• _Instructions to follow_
Without any pictures, output the records exactly as they are.

• _Data records for software interfaces_
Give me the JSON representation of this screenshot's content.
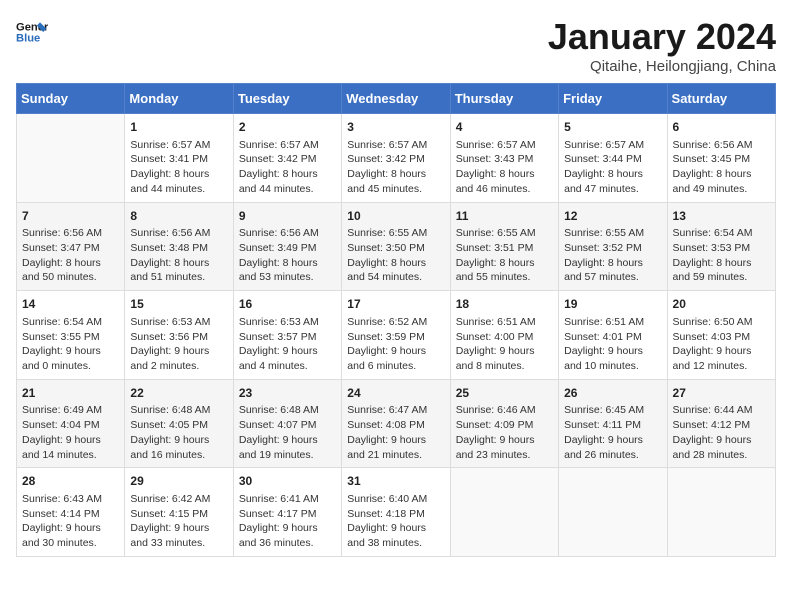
{
  "header": {
    "logo_line1": "General",
    "logo_line2": "Blue",
    "month": "January 2024",
    "location": "Qitaihe, Heilongjiang, China"
  },
  "weekdays": [
    "Sunday",
    "Monday",
    "Tuesday",
    "Wednesday",
    "Thursday",
    "Friday",
    "Saturday"
  ],
  "weeks": [
    [
      {
        "day": "",
        "content": ""
      },
      {
        "day": "1",
        "content": "Sunrise: 6:57 AM\nSunset: 3:41 PM\nDaylight: 8 hours\nand 44 minutes."
      },
      {
        "day": "2",
        "content": "Sunrise: 6:57 AM\nSunset: 3:42 PM\nDaylight: 8 hours\nand 44 minutes."
      },
      {
        "day": "3",
        "content": "Sunrise: 6:57 AM\nSunset: 3:42 PM\nDaylight: 8 hours\nand 45 minutes."
      },
      {
        "day": "4",
        "content": "Sunrise: 6:57 AM\nSunset: 3:43 PM\nDaylight: 8 hours\nand 46 minutes."
      },
      {
        "day": "5",
        "content": "Sunrise: 6:57 AM\nSunset: 3:44 PM\nDaylight: 8 hours\nand 47 minutes."
      },
      {
        "day": "6",
        "content": "Sunrise: 6:56 AM\nSunset: 3:45 PM\nDaylight: 8 hours\nand 49 minutes."
      }
    ],
    [
      {
        "day": "7",
        "content": "Sunrise: 6:56 AM\nSunset: 3:47 PM\nDaylight: 8 hours\nand 50 minutes."
      },
      {
        "day": "8",
        "content": "Sunrise: 6:56 AM\nSunset: 3:48 PM\nDaylight: 8 hours\nand 51 minutes."
      },
      {
        "day": "9",
        "content": "Sunrise: 6:56 AM\nSunset: 3:49 PM\nDaylight: 8 hours\nand 53 minutes."
      },
      {
        "day": "10",
        "content": "Sunrise: 6:55 AM\nSunset: 3:50 PM\nDaylight: 8 hours\nand 54 minutes."
      },
      {
        "day": "11",
        "content": "Sunrise: 6:55 AM\nSunset: 3:51 PM\nDaylight: 8 hours\nand 55 minutes."
      },
      {
        "day": "12",
        "content": "Sunrise: 6:55 AM\nSunset: 3:52 PM\nDaylight: 8 hours\nand 57 minutes."
      },
      {
        "day": "13",
        "content": "Sunrise: 6:54 AM\nSunset: 3:53 PM\nDaylight: 8 hours\nand 59 minutes."
      }
    ],
    [
      {
        "day": "14",
        "content": "Sunrise: 6:54 AM\nSunset: 3:55 PM\nDaylight: 9 hours\nand 0 minutes."
      },
      {
        "day": "15",
        "content": "Sunrise: 6:53 AM\nSunset: 3:56 PM\nDaylight: 9 hours\nand 2 minutes."
      },
      {
        "day": "16",
        "content": "Sunrise: 6:53 AM\nSunset: 3:57 PM\nDaylight: 9 hours\nand 4 minutes."
      },
      {
        "day": "17",
        "content": "Sunrise: 6:52 AM\nSunset: 3:59 PM\nDaylight: 9 hours\nand 6 minutes."
      },
      {
        "day": "18",
        "content": "Sunrise: 6:51 AM\nSunset: 4:00 PM\nDaylight: 9 hours\nand 8 minutes."
      },
      {
        "day": "19",
        "content": "Sunrise: 6:51 AM\nSunset: 4:01 PM\nDaylight: 9 hours\nand 10 minutes."
      },
      {
        "day": "20",
        "content": "Sunrise: 6:50 AM\nSunset: 4:03 PM\nDaylight: 9 hours\nand 12 minutes."
      }
    ],
    [
      {
        "day": "21",
        "content": "Sunrise: 6:49 AM\nSunset: 4:04 PM\nDaylight: 9 hours\nand 14 minutes."
      },
      {
        "day": "22",
        "content": "Sunrise: 6:48 AM\nSunset: 4:05 PM\nDaylight: 9 hours\nand 16 minutes."
      },
      {
        "day": "23",
        "content": "Sunrise: 6:48 AM\nSunset: 4:07 PM\nDaylight: 9 hours\nand 19 minutes."
      },
      {
        "day": "24",
        "content": "Sunrise: 6:47 AM\nSunset: 4:08 PM\nDaylight: 9 hours\nand 21 minutes."
      },
      {
        "day": "25",
        "content": "Sunrise: 6:46 AM\nSunset: 4:09 PM\nDaylight: 9 hours\nand 23 minutes."
      },
      {
        "day": "26",
        "content": "Sunrise: 6:45 AM\nSunset: 4:11 PM\nDaylight: 9 hours\nand 26 minutes."
      },
      {
        "day": "27",
        "content": "Sunrise: 6:44 AM\nSunset: 4:12 PM\nDaylight: 9 hours\nand 28 minutes."
      }
    ],
    [
      {
        "day": "28",
        "content": "Sunrise: 6:43 AM\nSunset: 4:14 PM\nDaylight: 9 hours\nand 30 minutes."
      },
      {
        "day": "29",
        "content": "Sunrise: 6:42 AM\nSunset: 4:15 PM\nDaylight: 9 hours\nand 33 minutes."
      },
      {
        "day": "30",
        "content": "Sunrise: 6:41 AM\nSunset: 4:17 PM\nDaylight: 9 hours\nand 36 minutes."
      },
      {
        "day": "31",
        "content": "Sunrise: 6:40 AM\nSunset: 4:18 PM\nDaylight: 9 hours\nand 38 minutes."
      },
      {
        "day": "",
        "content": ""
      },
      {
        "day": "",
        "content": ""
      },
      {
        "day": "",
        "content": ""
      }
    ]
  ]
}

• _Task response_
Give me the JSON representation of this screenshot's content.
{
  "header": {
    "logo_line1": "General",
    "logo_line2": "Blue",
    "month": "January 2024",
    "location": "Qitaihe, Heilongjiang, China"
  },
  "weekdays": [
    "Sunday",
    "Monday",
    "Tuesday",
    "Wednesday",
    "Thursday",
    "Friday",
    "Saturday"
  ],
  "weeks": [
    [
      {
        "day": "",
        "content": ""
      },
      {
        "day": "1",
        "content": "Sunrise: 6:57 AM\nSunset: 3:41 PM\nDaylight: 8 hours\nand 44 minutes."
      },
      {
        "day": "2",
        "content": "Sunrise: 6:57 AM\nSunset: 3:42 PM\nDaylight: 8 hours\nand 44 minutes."
      },
      {
        "day": "3",
        "content": "Sunrise: 6:57 AM\nSunset: 3:42 PM\nDaylight: 8 hours\nand 45 minutes."
      },
      {
        "day": "4",
        "content": "Sunrise: 6:57 AM\nSunset: 3:43 PM\nDaylight: 8 hours\nand 46 minutes."
      },
      {
        "day": "5",
        "content": "Sunrise: 6:57 AM\nSunset: 3:44 PM\nDaylight: 8 hours\nand 47 minutes."
      },
      {
        "day": "6",
        "content": "Sunrise: 6:56 AM\nSunset: 3:45 PM\nDaylight: 8 hours\nand 49 minutes."
      }
    ],
    [
      {
        "day": "7",
        "content": "Sunrise: 6:56 AM\nSunset: 3:47 PM\nDaylight: 8 hours\nand 50 minutes."
      },
      {
        "day": "8",
        "content": "Sunrise: 6:56 AM\nSunset: 3:48 PM\nDaylight: 8 hours\nand 51 minutes."
      },
      {
        "day": "9",
        "content": "Sunrise: 6:56 AM\nSunset: 3:49 PM\nDaylight: 8 hours\nand 53 minutes."
      },
      {
        "day": "10",
        "content": "Sunrise: 6:55 AM\nSunset: 3:50 PM\nDaylight: 8 hours\nand 54 minutes."
      },
      {
        "day": "11",
        "content": "Sunrise: 6:55 AM\nSunset: 3:51 PM\nDaylight: 8 hours\nand 55 minutes."
      },
      {
        "day": "12",
        "content": "Sunrise: 6:55 AM\nSunset: 3:52 PM\nDaylight: 8 hours\nand 57 minutes."
      },
      {
        "day": "13",
        "content": "Sunrise: 6:54 AM\nSunset: 3:53 PM\nDaylight: 8 hours\nand 59 minutes."
      }
    ],
    [
      {
        "day": "14",
        "content": "Sunrise: 6:54 AM\nSunset: 3:55 PM\nDaylight: 9 hours\nand 0 minutes."
      },
      {
        "day": "15",
        "content": "Sunrise: 6:53 AM\nSunset: 3:56 PM\nDaylight: 9 hours\nand 2 minutes."
      },
      {
        "day": "16",
        "content": "Sunrise: 6:53 AM\nSunset: 3:57 PM\nDaylight: 9 hours\nand 4 minutes."
      },
      {
        "day": "17",
        "content": "Sunrise: 6:52 AM\nSunset: 3:59 PM\nDaylight: 9 hours\nand 6 minutes."
      },
      {
        "day": "18",
        "content": "Sunrise: 6:51 AM\nSunset: 4:00 PM\nDaylight: 9 hours\nand 8 minutes."
      },
      {
        "day": "19",
        "content": "Sunrise: 6:51 AM\nSunset: 4:01 PM\nDaylight: 9 hours\nand 10 minutes."
      },
      {
        "day": "20",
        "content": "Sunrise: 6:50 AM\nSunset: 4:03 PM\nDaylight: 9 hours\nand 12 minutes."
      }
    ],
    [
      {
        "day": "21",
        "content": "Sunrise: 6:49 AM\nSunset: 4:04 PM\nDaylight: 9 hours\nand 14 minutes."
      },
      {
        "day": "22",
        "content": "Sunrise: 6:48 AM\nSunset: 4:05 PM\nDaylight: 9 hours\nand 16 minutes."
      },
      {
        "day": "23",
        "content": "Sunrise: 6:48 AM\nSunset: 4:07 PM\nDaylight: 9 hours\nand 19 minutes."
      },
      {
        "day": "24",
        "content": "Sunrise: 6:47 AM\nSunset: 4:08 PM\nDaylight: 9 hours\nand 21 minutes."
      },
      {
        "day": "25",
        "content": "Sunrise: 6:46 AM\nSunset: 4:09 PM\nDaylight: 9 hours\nand 23 minutes."
      },
      {
        "day": "26",
        "content": "Sunrise: 6:45 AM\nSunset: 4:11 PM\nDaylight: 9 hours\nand 26 minutes."
      },
      {
        "day": "27",
        "content": "Sunrise: 6:44 AM\nSunset: 4:12 PM\nDaylight: 9 hours\nand 28 minutes."
      }
    ],
    [
      {
        "day": "28",
        "content": "Sunrise: 6:43 AM\nSunset: 4:14 PM\nDaylight: 9 hours\nand 30 minutes."
      },
      {
        "day": "29",
        "content": "Sunrise: 6:42 AM\nSunset: 4:15 PM\nDaylight: 9 hours\nand 33 minutes."
      },
      {
        "day": "30",
        "content": "Sunrise: 6:41 AM\nSunset: 4:17 PM\nDaylight: 9 hours\nand 36 minutes."
      },
      {
        "day": "31",
        "content": "Sunrise: 6:40 AM\nSunset: 4:18 PM\nDaylight: 9 hours\nand 38 minutes."
      },
      {
        "day": "",
        "content": ""
      },
      {
        "day": "",
        "content": ""
      },
      {
        "day": "",
        "content": ""
      }
    ]
  ]
}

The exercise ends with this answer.